Ofsted acknowledged that a planned April 2019 merger between Bournemouth and its neighbours, Poole and Christchurch, had to some extent “inhibited the ability of the local authority to deliver timely service improvements”.
The scheme, which its backers say could save more than £100 million over the next six years, has been subject to a costly and protracted legal challenge from Christchurch council.
Ofsted said the proposed delivery of some frontline services, including the out-of-hours children’s service and multi-agency safeguarding hub (MASH), in partnership between the three authorities, meant Bournemouth’s scope for change had in places been limited.
The MASH was one area singled out for criticism in the inspection report, which highlighted delays in decision-making and a tendency to consider concerns in too isolated a manner.
“Too often, children and young people in Bournemouth do not receive timely support to meet their needs,” the report said.
Lack of oversight
But inspectors found other causes for concern, beyond the impact of the planned merger.
Cuts to senior management, they said, had acted to restrict the scope for overseeing performance, making it harder to deliver practice improvements.
Inspectors noted some good joint-working between elected members and senior managers, which had resulted in a “continued financial commitment” to service development.
But, they added: “The absence of effective monitoring and regular review of improvement priorities means the senior management team is not driving plans effectively in order to ensure all improvements are delivered within timescales that meet children’s needs.”
Ofsted also raised questions about the quality of high-level partnership working, which the report said did not take place regularly enough to protect children at risk of sexual exploitation or who went missing.
And inspectors found deficiencies in Bournemouth’s procedures for handling allegations of abuse against adults. “Thresholds are not consistently applied, recording is not comprehensive, and decisions are not always accompanied by a clear rationale,” they said, though they added that immediate action was being taken to remedy the situation.
Positive relationships with young people
Elsewhere, Ofsted’s report was critical of work carried out by Bournemouth’s assessment team, which it said was too often optimistic and lacking in depth.
But it also found a number of strengths, with the “vast majority” of child protection and child in need plans found to be of good quality.
Inspectors went on to praise “thoughtful, early planning” by staff in the disabled children’s team, which they said ensured young people received “coordinated and bespoke services to ensure a smooth transition to adulthood”.

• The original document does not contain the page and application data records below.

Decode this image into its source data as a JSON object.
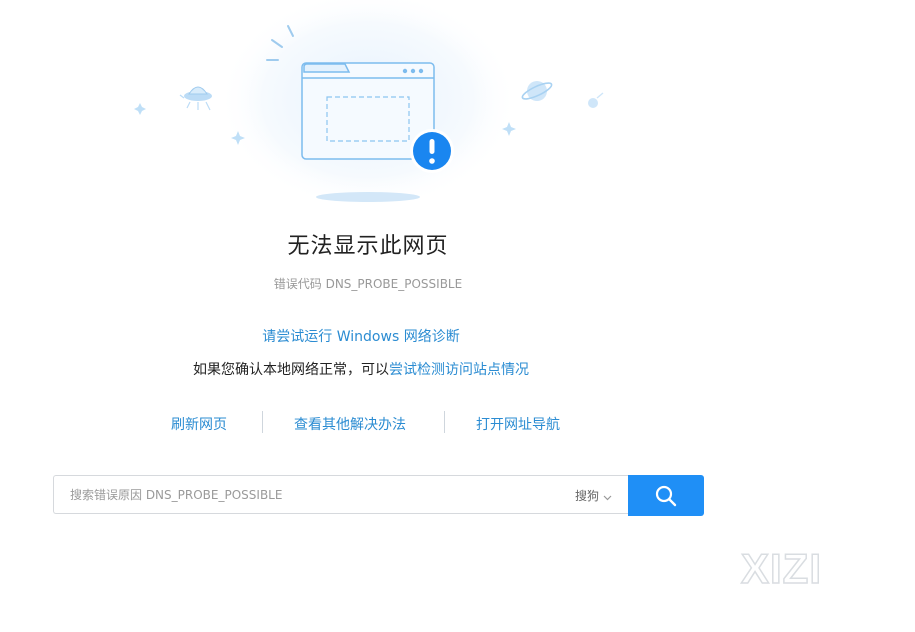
{
  "error": {
    "title": "无法显示此网页",
    "code_label": "错误代码 DNS_PROBE_POSSIBLE"
  },
  "suggestions": {
    "diagnose_link": "请尝试运行 Windows 网络诊断",
    "confirm_prefix": "如果您确认本地网络正常，可以",
    "confirm_link": "尝试检测访问站点情况"
  },
  "actions": {
    "refresh": "刷新网页",
    "other_solutions": "查看其他解决办法",
    "open_nav": "打开网址导航"
  },
  "search": {
    "placeholder": "搜索错误原因 DNS_PROBE_POSSIBLE",
    "engine": "搜狗",
    "button_icon": "search-icon"
  },
  "watermark": {
    "text": "XIZI"
  },
  "colors": {
    "link": "#2b8cd2",
    "accent": "#1f8ff6",
    "alert": "#1a86f0"
  }
}
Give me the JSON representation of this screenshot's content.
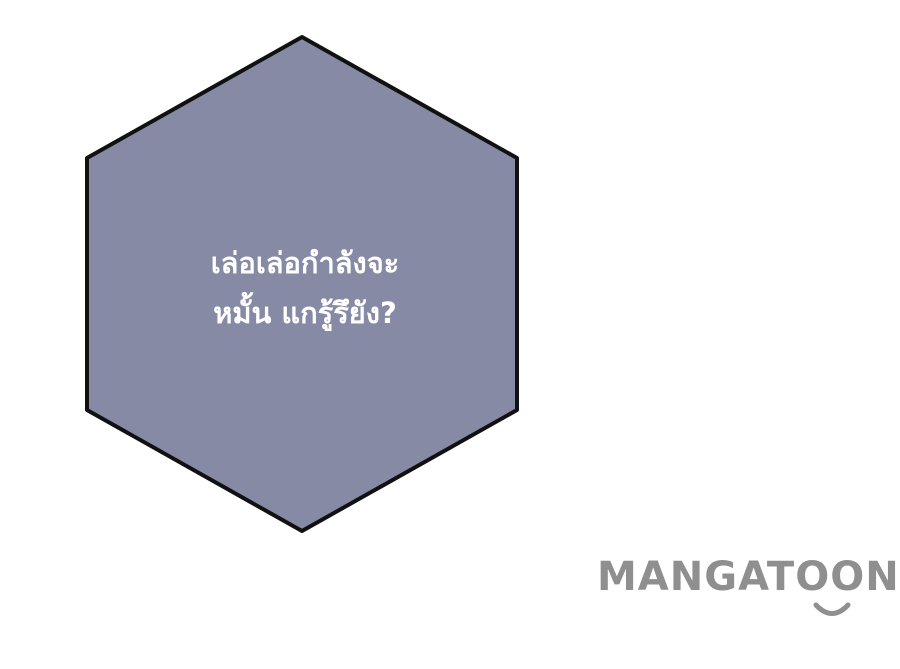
{
  "speech_bubble": {
    "shape": "hexagon",
    "fill_color": "#878aa5",
    "border_color": "#111111",
    "text_color": "#ffffff",
    "lines": [
      "เล่อเล่อกำลังจะ",
      "หมั้น แกรู้รึยัง?"
    ]
  },
  "watermark": {
    "text": "MANGATOON",
    "color": "#8f8f8f"
  }
}
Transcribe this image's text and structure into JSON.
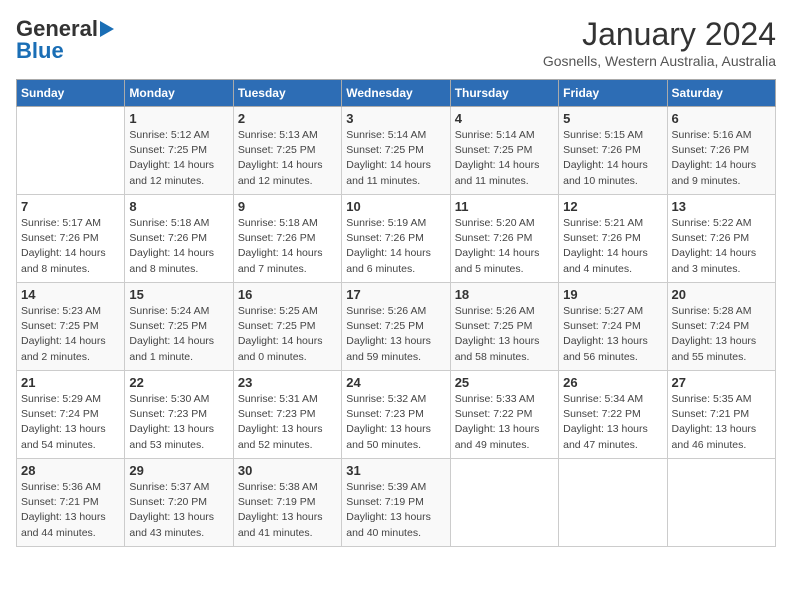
{
  "logo": {
    "line1": "General",
    "line2": "Blue"
  },
  "title": "January 2024",
  "subtitle": "Gosnells, Western Australia, Australia",
  "weekdays": [
    "Sunday",
    "Monday",
    "Tuesday",
    "Wednesday",
    "Thursday",
    "Friday",
    "Saturday"
  ],
  "weeks": [
    [
      {
        "day": "",
        "info": ""
      },
      {
        "day": "1",
        "info": "Sunrise: 5:12 AM\nSunset: 7:25 PM\nDaylight: 14 hours\nand 12 minutes."
      },
      {
        "day": "2",
        "info": "Sunrise: 5:13 AM\nSunset: 7:25 PM\nDaylight: 14 hours\nand 12 minutes."
      },
      {
        "day": "3",
        "info": "Sunrise: 5:14 AM\nSunset: 7:25 PM\nDaylight: 14 hours\nand 11 minutes."
      },
      {
        "day": "4",
        "info": "Sunrise: 5:14 AM\nSunset: 7:25 PM\nDaylight: 14 hours\nand 11 minutes."
      },
      {
        "day": "5",
        "info": "Sunrise: 5:15 AM\nSunset: 7:26 PM\nDaylight: 14 hours\nand 10 minutes."
      },
      {
        "day": "6",
        "info": "Sunrise: 5:16 AM\nSunset: 7:26 PM\nDaylight: 14 hours\nand 9 minutes."
      }
    ],
    [
      {
        "day": "7",
        "info": "Sunrise: 5:17 AM\nSunset: 7:26 PM\nDaylight: 14 hours\nand 8 minutes."
      },
      {
        "day": "8",
        "info": "Sunrise: 5:18 AM\nSunset: 7:26 PM\nDaylight: 14 hours\nand 8 minutes."
      },
      {
        "day": "9",
        "info": "Sunrise: 5:18 AM\nSunset: 7:26 PM\nDaylight: 14 hours\nand 7 minutes."
      },
      {
        "day": "10",
        "info": "Sunrise: 5:19 AM\nSunset: 7:26 PM\nDaylight: 14 hours\nand 6 minutes."
      },
      {
        "day": "11",
        "info": "Sunrise: 5:20 AM\nSunset: 7:26 PM\nDaylight: 14 hours\nand 5 minutes."
      },
      {
        "day": "12",
        "info": "Sunrise: 5:21 AM\nSunset: 7:26 PM\nDaylight: 14 hours\nand 4 minutes."
      },
      {
        "day": "13",
        "info": "Sunrise: 5:22 AM\nSunset: 7:26 PM\nDaylight: 14 hours\nand 3 minutes."
      }
    ],
    [
      {
        "day": "14",
        "info": "Sunrise: 5:23 AM\nSunset: 7:25 PM\nDaylight: 14 hours\nand 2 minutes."
      },
      {
        "day": "15",
        "info": "Sunrise: 5:24 AM\nSunset: 7:25 PM\nDaylight: 14 hours\nand 1 minute."
      },
      {
        "day": "16",
        "info": "Sunrise: 5:25 AM\nSunset: 7:25 PM\nDaylight: 14 hours\nand 0 minutes."
      },
      {
        "day": "17",
        "info": "Sunrise: 5:26 AM\nSunset: 7:25 PM\nDaylight: 13 hours\nand 59 minutes."
      },
      {
        "day": "18",
        "info": "Sunrise: 5:26 AM\nSunset: 7:25 PM\nDaylight: 13 hours\nand 58 minutes."
      },
      {
        "day": "19",
        "info": "Sunrise: 5:27 AM\nSunset: 7:24 PM\nDaylight: 13 hours\nand 56 minutes."
      },
      {
        "day": "20",
        "info": "Sunrise: 5:28 AM\nSunset: 7:24 PM\nDaylight: 13 hours\nand 55 minutes."
      }
    ],
    [
      {
        "day": "21",
        "info": "Sunrise: 5:29 AM\nSunset: 7:24 PM\nDaylight: 13 hours\nand 54 minutes."
      },
      {
        "day": "22",
        "info": "Sunrise: 5:30 AM\nSunset: 7:23 PM\nDaylight: 13 hours\nand 53 minutes."
      },
      {
        "day": "23",
        "info": "Sunrise: 5:31 AM\nSunset: 7:23 PM\nDaylight: 13 hours\nand 52 minutes."
      },
      {
        "day": "24",
        "info": "Sunrise: 5:32 AM\nSunset: 7:23 PM\nDaylight: 13 hours\nand 50 minutes."
      },
      {
        "day": "25",
        "info": "Sunrise: 5:33 AM\nSunset: 7:22 PM\nDaylight: 13 hours\nand 49 minutes."
      },
      {
        "day": "26",
        "info": "Sunrise: 5:34 AM\nSunset: 7:22 PM\nDaylight: 13 hours\nand 47 minutes."
      },
      {
        "day": "27",
        "info": "Sunrise: 5:35 AM\nSunset: 7:21 PM\nDaylight: 13 hours\nand 46 minutes."
      }
    ],
    [
      {
        "day": "28",
        "info": "Sunrise: 5:36 AM\nSunset: 7:21 PM\nDaylight: 13 hours\nand 44 minutes."
      },
      {
        "day": "29",
        "info": "Sunrise: 5:37 AM\nSunset: 7:20 PM\nDaylight: 13 hours\nand 43 minutes."
      },
      {
        "day": "30",
        "info": "Sunrise: 5:38 AM\nSunset: 7:19 PM\nDaylight: 13 hours\nand 41 minutes."
      },
      {
        "day": "31",
        "info": "Sunrise: 5:39 AM\nSunset: 7:19 PM\nDaylight: 13 hours\nand 40 minutes."
      },
      {
        "day": "",
        "info": ""
      },
      {
        "day": "",
        "info": ""
      },
      {
        "day": "",
        "info": ""
      }
    ]
  ]
}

The majority of services for looked-after children were also found to be of good quality, with social workers found to have “well-established, positive relationships” with young people.

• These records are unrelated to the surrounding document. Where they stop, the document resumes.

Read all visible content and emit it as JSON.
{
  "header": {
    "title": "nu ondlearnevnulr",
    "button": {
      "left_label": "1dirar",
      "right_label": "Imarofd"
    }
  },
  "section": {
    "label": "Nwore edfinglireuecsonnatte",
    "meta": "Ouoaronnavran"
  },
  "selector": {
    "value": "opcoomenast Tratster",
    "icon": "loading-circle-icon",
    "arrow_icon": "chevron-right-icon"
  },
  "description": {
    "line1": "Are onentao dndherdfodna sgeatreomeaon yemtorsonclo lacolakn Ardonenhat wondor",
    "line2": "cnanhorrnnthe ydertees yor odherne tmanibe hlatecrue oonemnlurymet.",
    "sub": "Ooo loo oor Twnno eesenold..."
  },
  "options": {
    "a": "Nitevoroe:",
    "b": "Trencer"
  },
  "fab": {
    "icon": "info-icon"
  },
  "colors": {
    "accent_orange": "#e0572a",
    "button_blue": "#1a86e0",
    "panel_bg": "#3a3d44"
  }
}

Care leavers’ experiences were though identified as a negative, with planning mostly poor and personal advisors struggling with heavy caseloads.

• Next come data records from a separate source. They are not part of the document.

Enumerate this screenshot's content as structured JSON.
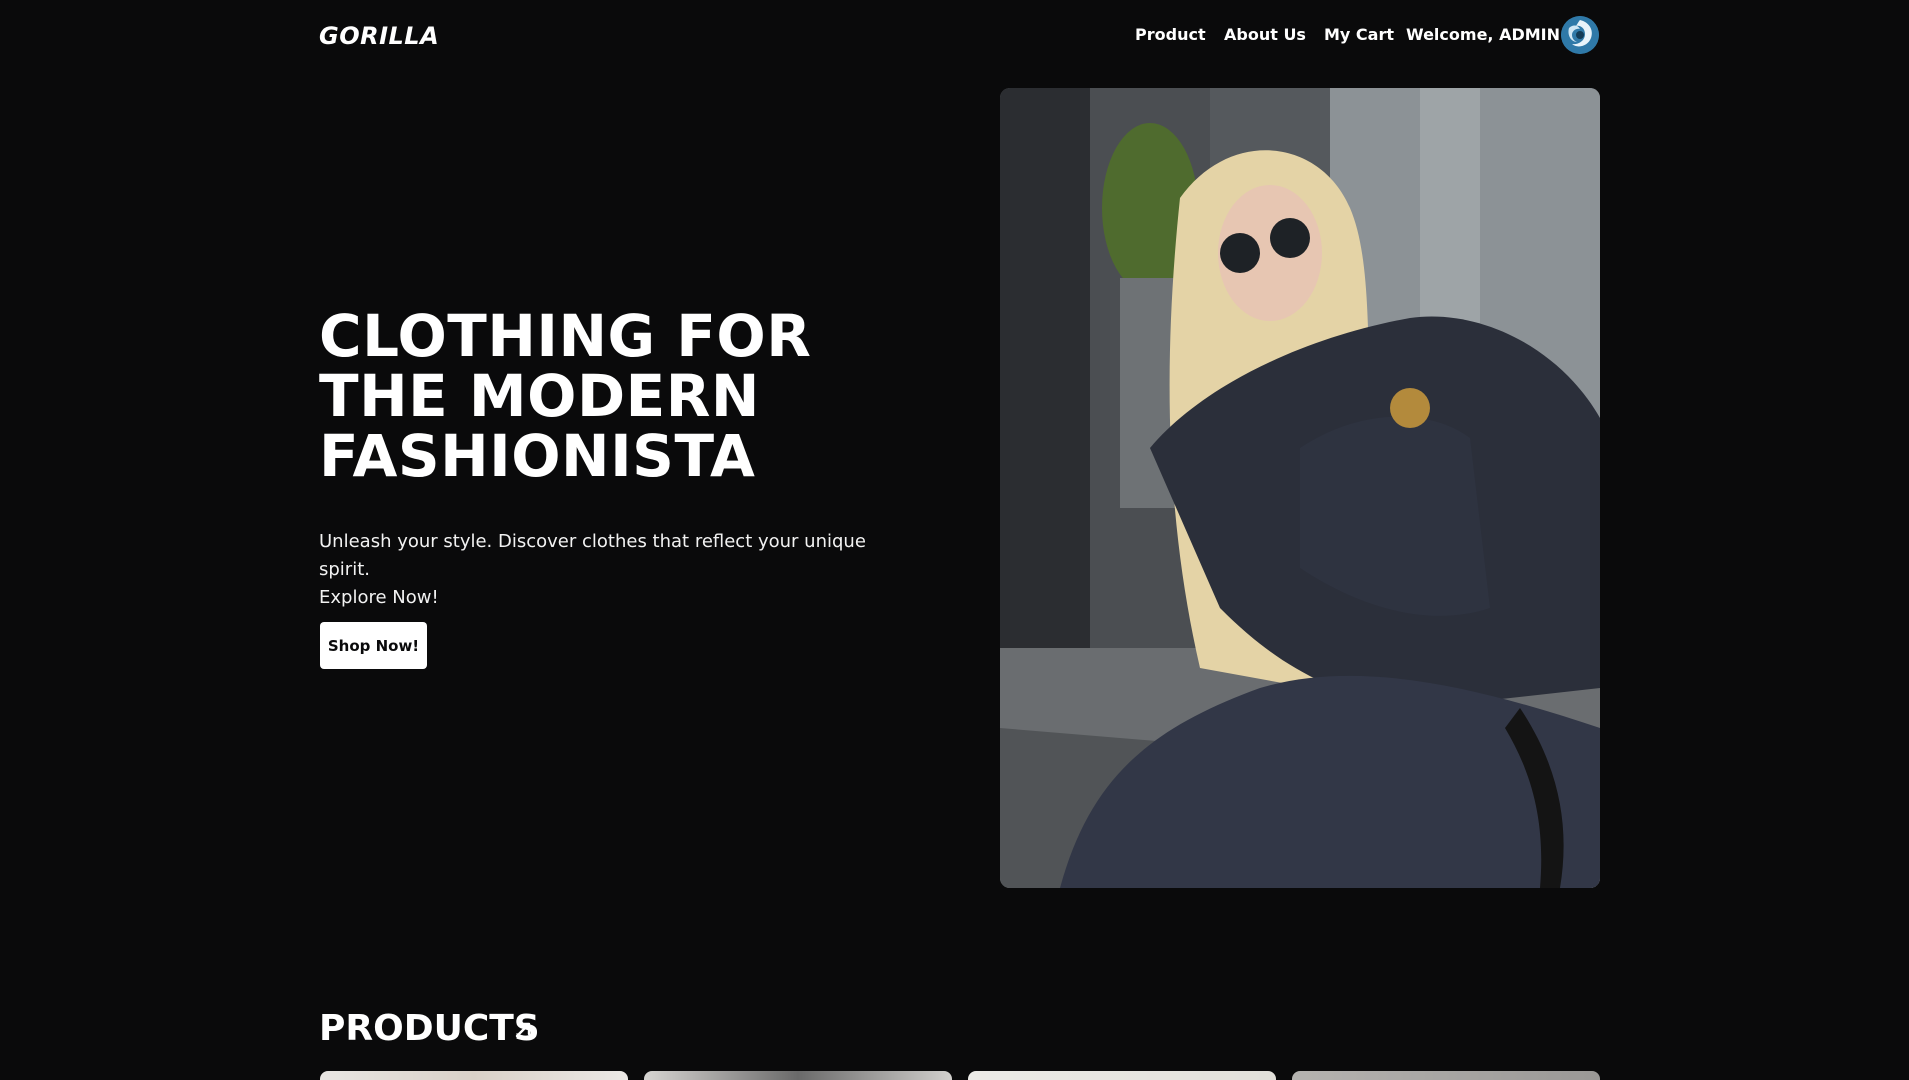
{
  "brand": {
    "logo_text": "GORILLA"
  },
  "nav": {
    "items": [
      {
        "label": "Product"
      },
      {
        "label": "About Us"
      },
      {
        "label": "My Cart"
      }
    ],
    "welcome_text": "Welcome, ADMIN",
    "avatar_icon": "avatar-icon"
  },
  "hero": {
    "title_lines": [
      "CLOTHING FOR",
      "THE MODERN",
      "FASHIONISTA"
    ],
    "subtitle_line1": "Unleash your style. Discover clothes that reflect your unique spirit.",
    "subtitle_line2": "Explore Now!",
    "cta_label": "Shop Now!",
    "image_icon": "fashion-model-photo"
  },
  "products": {
    "heading": "PRODUCTS",
    "heading_icon": "arrow-up-right-icon",
    "cards": [
      {
        "icon": "product-thumbnail"
      },
      {
        "icon": "product-thumbnail"
      },
      {
        "icon": "product-thumbnail"
      },
      {
        "icon": "product-thumbnail"
      }
    ]
  },
  "colors": {
    "background": "#0a0a0b",
    "text": "#ffffff",
    "button_bg": "#ffffff",
    "button_text": "#0a0a0b"
  }
}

“Young people are not consistently achieving good outcomes, and a small but significant number are living in circumstances of increased risk and need,” Ofsted said.
Community Care requested an interview to discuss Bournemouth council’s areas for practice improvement and the impact of the merger, but we were told no one was available.
In a statement, Nicola Greene, Bournemouth’s cabinet member for education and children’s services said she was “confident the future can and will be consistently bright” for children’s Services in the city.
Greene added: “The establishment of the new council for Bournemouth, Christchurch and Poole, now just seven months hence, along with the skills, commitment and enthusiasm for change among our staff right now, means we have the basis upon which to build a service that performs well across the board.”
Jane Portman, the council’s managing director, said: “We welcome the findings in the report which has identified strengths and areas to improve further.”
She added: “The council has already established an improvement board to oversee implementation of [our] robust action plan and ensure necessary improvements are made quickly.”